Source records
________________________

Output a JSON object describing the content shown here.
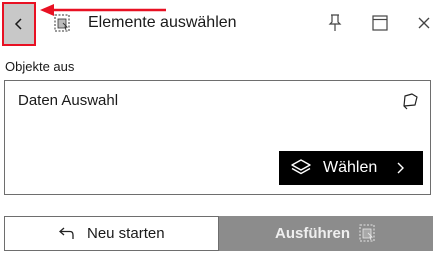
{
  "header": {
    "title": "Elemente auswählen",
    "back_icon": "chevron-left-icon",
    "title_icon": "select-elements-icon",
    "pin_icon": "pin-icon",
    "maximize_icon": "maximize-icon",
    "close_icon": "close-icon",
    "highlight_color": "#e81123"
  },
  "objects": {
    "section_label": "Objekte aus",
    "panel_title": "Daten Auswahl",
    "select_icon": "lasso-select-icon",
    "choose_button_label": "Wählen",
    "choose_button_icon": "layers-icon"
  },
  "footer": {
    "restart_label": "Neu starten",
    "restart_icon": "undo-arrow-icon",
    "run_label": "Ausführen",
    "run_icon": "select-elements-icon",
    "run_enabled": false
  }
}
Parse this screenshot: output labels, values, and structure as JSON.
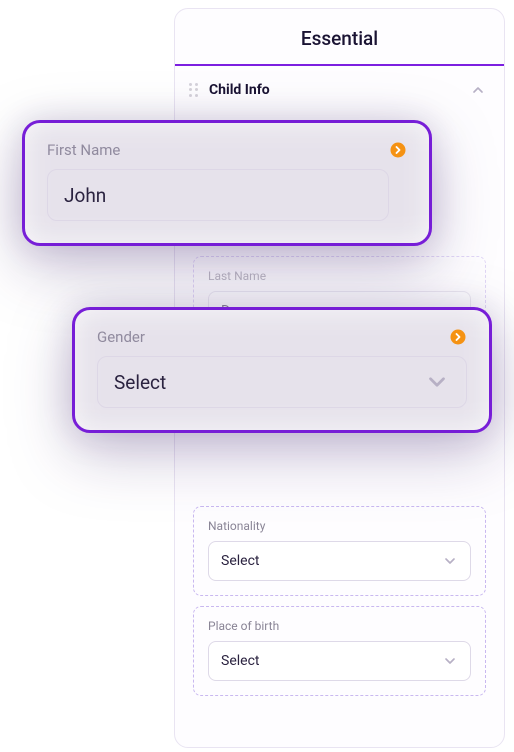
{
  "panel": {
    "title": "Essential",
    "section": "Child Info"
  },
  "fields": {
    "first_name": {
      "label": "First Name",
      "value": "John"
    },
    "last_name": {
      "label": "Last Name",
      "value": "D"
    },
    "gender": {
      "label": "Gender",
      "value": "Select"
    },
    "nationality": {
      "label": "Nationality",
      "value": "Select"
    },
    "place_of_birth": {
      "label": "Place of birth",
      "value": "Select"
    }
  }
}
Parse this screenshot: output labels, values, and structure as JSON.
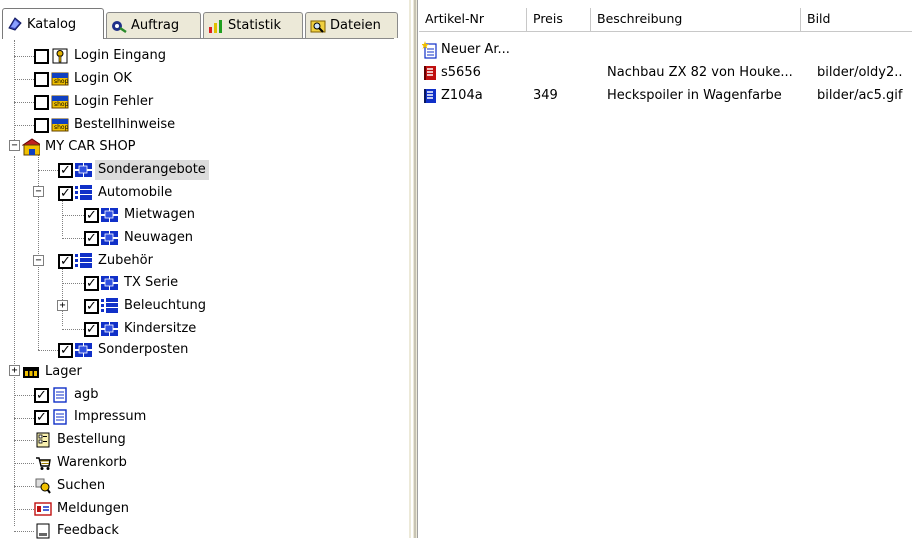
{
  "tabs": [
    {
      "label": "Katalog",
      "icon": "catalog-icon",
      "active": true
    },
    {
      "label": "Auftrag",
      "icon": "order-icon",
      "active": false
    },
    {
      "label": "Statistik",
      "icon": "chart-icon",
      "active": false
    },
    {
      "label": "Dateien",
      "icon": "folder-search-icon",
      "active": false
    }
  ],
  "tree": {
    "login_eingang": "Login Eingang",
    "login_ok": "Login OK",
    "login_fehler": "Login Fehler",
    "bestellhinweise": "Bestellhinweise",
    "my_car_shop": "MY CAR SHOP",
    "sonderangebote": "Sonderangebote",
    "automobile": "Automobile",
    "mietwagen": "Mietwagen",
    "neuwagen": "Neuwagen",
    "zubehoer": "Zubehör",
    "tx_serie": "TX Serie",
    "beleuchtung": "Beleuchtung",
    "kindersitze": "Kindersitze",
    "sonderposten": "Sonderposten",
    "lager": "Lager",
    "agb": "agb",
    "impressum": "Impressum",
    "bestellung": "Bestellung",
    "warenkorb": "Warenkorb",
    "suchen": "Suchen",
    "meldungen": "Meldungen",
    "feedback": "Feedback"
  },
  "list": {
    "columns": [
      "Artikel-Nr",
      "Preis",
      "Beschreibung",
      "Bild"
    ],
    "rows": [
      {
        "artikel": "Neuer Ar...",
        "preis": "",
        "beschreibung": "",
        "bild": ""
      },
      {
        "artikel": "s5656",
        "preis": "",
        "beschreibung": "Nachbau ZX 82 von Houke...",
        "bild": "bilder/oldy2.."
      },
      {
        "artikel": "Z104a",
        "preis": "349",
        "beschreibung": "Heckspoiler in Wagenfarbe",
        "bild": "bilder/ac5.gif"
      }
    ]
  },
  "colors": {
    "selected_bg": "#dcdcdc",
    "shop_yellow": "#f0c000",
    "item_blue": "#1030c8",
    "tab_bg": "#ece9d8"
  }
}
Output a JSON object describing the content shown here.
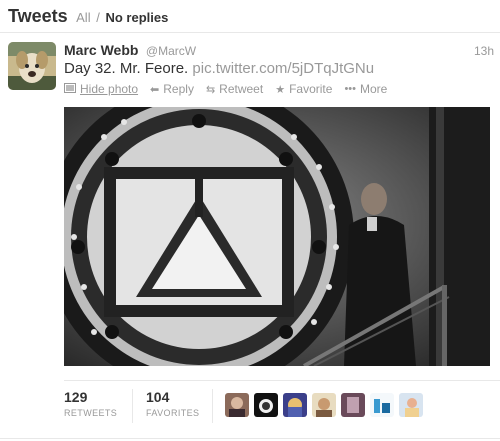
{
  "header": {
    "title": "Tweets",
    "filter_all": "All",
    "separator": "/",
    "filter_active": "No replies"
  },
  "tweet": {
    "author_name": "Marc Webb",
    "author_handle": "@MarcW",
    "time": "13h",
    "text": "Day 32. Mr. Feore.",
    "link": "pic.twitter.com/5jDTqJtGNu",
    "actions": {
      "hide_photo": "Hide photo",
      "reply": "Reply",
      "retweet": "Retweet",
      "favorite": "Favorite",
      "more": "More"
    },
    "icons": {
      "hide_photo": "photo-icon",
      "reply": "reply-icon",
      "retweet": "retweet-icon",
      "favorite": "star-icon",
      "more": "more-dots-icon"
    }
  },
  "stats": {
    "retweets_count": "129",
    "retweets_label": "RETWEETS",
    "favorites_count": "104",
    "favorites_label": "FAVORITES"
  },
  "favoriters_count": 7,
  "colors": {
    "text": "#333333",
    "muted": "#999999",
    "border": "#e8e8e8"
  }
}
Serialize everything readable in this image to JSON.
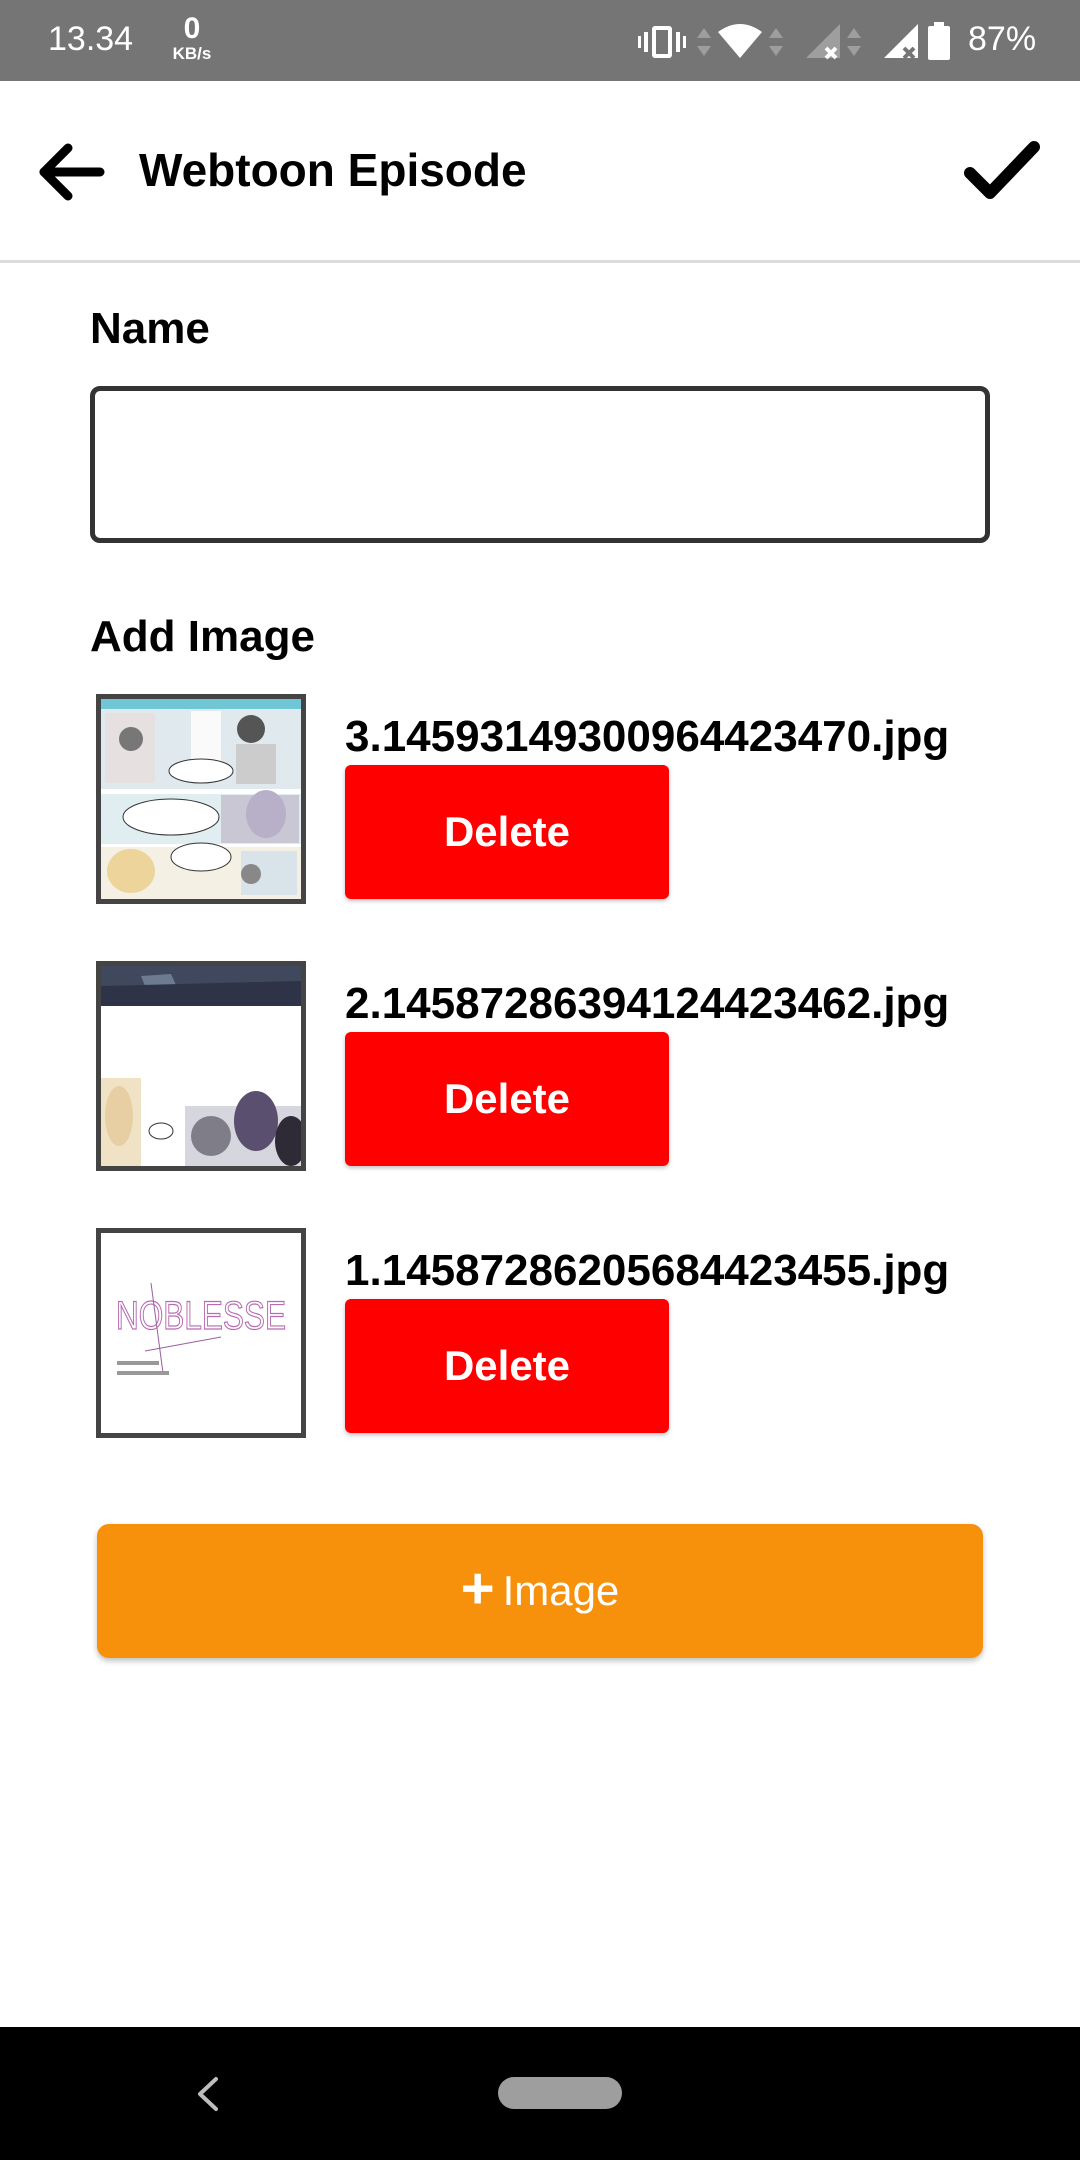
{
  "status_bar": {
    "time": "13.34",
    "net_speed_value": "0",
    "net_speed_unit": "KB/s",
    "icons": [
      "vibrate-icon",
      "data-arrows-icon",
      "wifi-icon",
      "signal-no-service-icon",
      "signal-no-service-icon",
      "battery-icon"
    ],
    "battery_percent": "87%"
  },
  "app_bar": {
    "title": "Webtoon Episode",
    "back_icon": "arrow-left-icon",
    "confirm_icon": "checkmark-icon"
  },
  "form": {
    "name_label": "Name",
    "name_value": "",
    "add_image_label": "Add Image",
    "images": [
      {
        "filename": "3.14593149300964423470.jpg",
        "delete_label": "Delete"
      },
      {
        "filename": "2.14587286394124423462.jpg",
        "delete_label": "Delete"
      },
      {
        "filename": "1.14587286205684423455.jpg",
        "delete_label": "Delete"
      }
    ],
    "add_button_icon": "plus-icon",
    "add_button_label": "Image",
    "thumbnail_3_title": "NOBLESSE"
  },
  "colors": {
    "delete": "#ff0000",
    "add_button": "#f7900a",
    "status_bar": "#757575",
    "nav_bar": "#000000"
  }
}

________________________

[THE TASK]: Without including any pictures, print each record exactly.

[YOUR SOLUTION]:
Output a JSON object describing the content shown here.
{
  "header": {
    "title": "Elemente auswählen",
    "back_icon": "chevron-left-icon",
    "title_icon": "select-elements-icon",
    "pin_icon": "pin-icon",
    "maximize_icon": "maximize-icon",
    "close_icon": "close-icon",
    "highlight_color": "#e81123"
  },
  "objects": {
    "section_label": "Objekte aus",
    "panel_title": "Daten Auswahl",
    "select_icon": "lasso-select-icon",
    "choose_button_label": "Wählen",
    "choose_button_icon": "layers-icon"
  },
  "footer": {
    "restart_label": "Neu starten",
    "restart_icon": "undo-arrow-icon",
    "run_label": "Ausführen",
    "run_icon": "select-elements-icon",
    "run_enabled": false
  }
}
Parse this screenshot: output labels, values, and structure as JSON.
{
  "panel": {
    "title": "Essential",
    "section": "Child Info"
  },
  "fields": {
    "first_name": {
      "label": "First Name",
      "value": "John"
    },
    "last_name": {
      "label": "Last Name",
      "value": "D"
    },
    "gender": {
      "label": "Gender",
      "value": "Select"
    },
    "nationality": {
      "label": "Nationality",
      "value": "Select"
    },
    "place_of_birth": {
      "label": "Place of birth",
      "value": "Select"
    }
  }
}
Parse this screenshot: output labels, values, and structure as JSON.
{
  "tabs": [
    {
      "label": "Katalog",
      "icon": "catalog-icon",
      "active": true
    },
    {
      "label": "Auftrag",
      "icon": "order-icon",
      "active": false
    },
    {
      "label": "Statistik",
      "icon": "chart-icon",
      "active": false
    },
    {
      "label": "Dateien",
      "icon": "folder-search-icon",
      "active": false
    }
  ],
  "tree": {
    "login_eingang": "Login Eingang",
    "login_ok": "Login OK",
    "login_fehler": "Login Fehler",
    "bestellhinweise": "Bestellhinweise",
    "my_car_shop": "MY CAR SHOP",
    "sonderangebote": "Sonderangebote",
    "automobile": "Automobile",
    "mietwagen": "Mietwagen",
    "neuwagen": "Neuwagen",
    "zubehoer": "Zubehör",
    "tx_serie": "TX Serie",
    "beleuchtung": "Beleuchtung",
    "kindersitze": "Kindersitze",
    "sonderposten": "Sonderposten",
    "lager": "Lager",
    "agb": "agb",
    "impressum": "Impressum",
    "bestellung": "Bestellung",
    "warenkorb": "Warenkorb",
    "suchen": "Suchen",
    "meldungen": "Meldungen",
    "feedback": "Feedback"
  },
  "list": {
    "columns": [
      "Artikel-Nr",
      "Preis",
      "Beschreibung",
      "Bild"
    ],
    "rows": [
      {
        "artikel": "Neuer Ar...",
        "preis": "",
        "beschreibung": "",
        "bild": ""
      },
      {
        "artikel": "s5656",
        "preis": "",
        "beschreibung": "Nachbau ZX 82 von Houke...",
        "bild": "bilder/oldy2.."
      },
      {
        "artikel": "Z104a",
        "preis": "349",
        "beschreibung": "Heckspoiler in Wagenfarbe",
        "bild": "bilder/ac5.gif"
      }
    ]
  },
  "colors": {
    "selected_bg": "#dcdcdc",
    "shop_yellow": "#f0c000",
    "item_blue": "#1030c8",
    "tab_bg": "#ece9d8"
  }
}
Output a JSON object describing the content shown here.
{
  "header": {
    "title": "Tweets",
    "filter_all": "All",
    "separator": "/",
    "filter_active": "No replies"
  },
  "tweet": {
    "author_name": "Marc Webb",
    "author_handle": "@MarcW",
    "time": "13h",
    "text": "Day 32. Mr. Feore.",
    "link": "pic.twitter.com/5jDTqJtGNu",
    "actions": {
      "hide_photo": "Hide photo",
      "reply": "Reply",
      "retweet": "Retweet",
      "favorite": "Favorite",
      "more": "More"
    },
    "icons": {
      "hide_photo": "photo-icon",
      "reply": "reply-icon",
      "retweet": "retweet-icon",
      "favorite": "star-icon",
      "more": "more-dots-icon"
    }
  },
  "stats": {
    "retweets_count": "129",
    "retweets_label": "RETWEETS",
    "favorites_count": "104",
    "favorites_label": "FAVORITES"
  },
  "favoriters_count": 7,
  "colors": {
    "text": "#333333",
    "muted": "#999999",
    "border": "#e8e8e8"
  }
}
Serialize everything readable in this image to JSON.
{
  "status_bar": {
    "time": "13.34",
    "net_speed_value": "0",
    "net_speed_unit": "KB/s",
    "icons": [
      "vibrate-icon",
      "data-arrows-icon",
      "wifi-icon",
      "signal-no-service-icon",
      "signal-no-service-icon",
      "battery-icon"
    ],
    "battery_percent": "87%"
  },
  "app_bar": {
    "title": "Webtoon Episode",
    "back_icon": "arrow-left-icon",
    "confirm_icon": "checkmark-icon"
  },
  "form": {
    "name_label": "Name",
    "name_value": "",
    "add_image_label": "Add Image",
    "images": [
      {
        "filename": "3.14593149300964423470.jpg",
        "delete_label": "Delete"
      },
      {
        "filename": "2.14587286394124423462.jpg",
        "delete_label": "Delete"
      },
      {
        "filename": "1.14587286205684423455.jpg",
        "delete_label": "Delete"
      }
    ],
    "add_button_icon": "plus-icon",
    "add_button_label": "Image",
    "thumbnail_3_title": "NOBLESSE"
  },
  "colors": {
    "delete": "#ff0000",
    "add_button": "#f7900a",
    "status_bar": "#757575",
    "nav_bar": "#000000"
  }
}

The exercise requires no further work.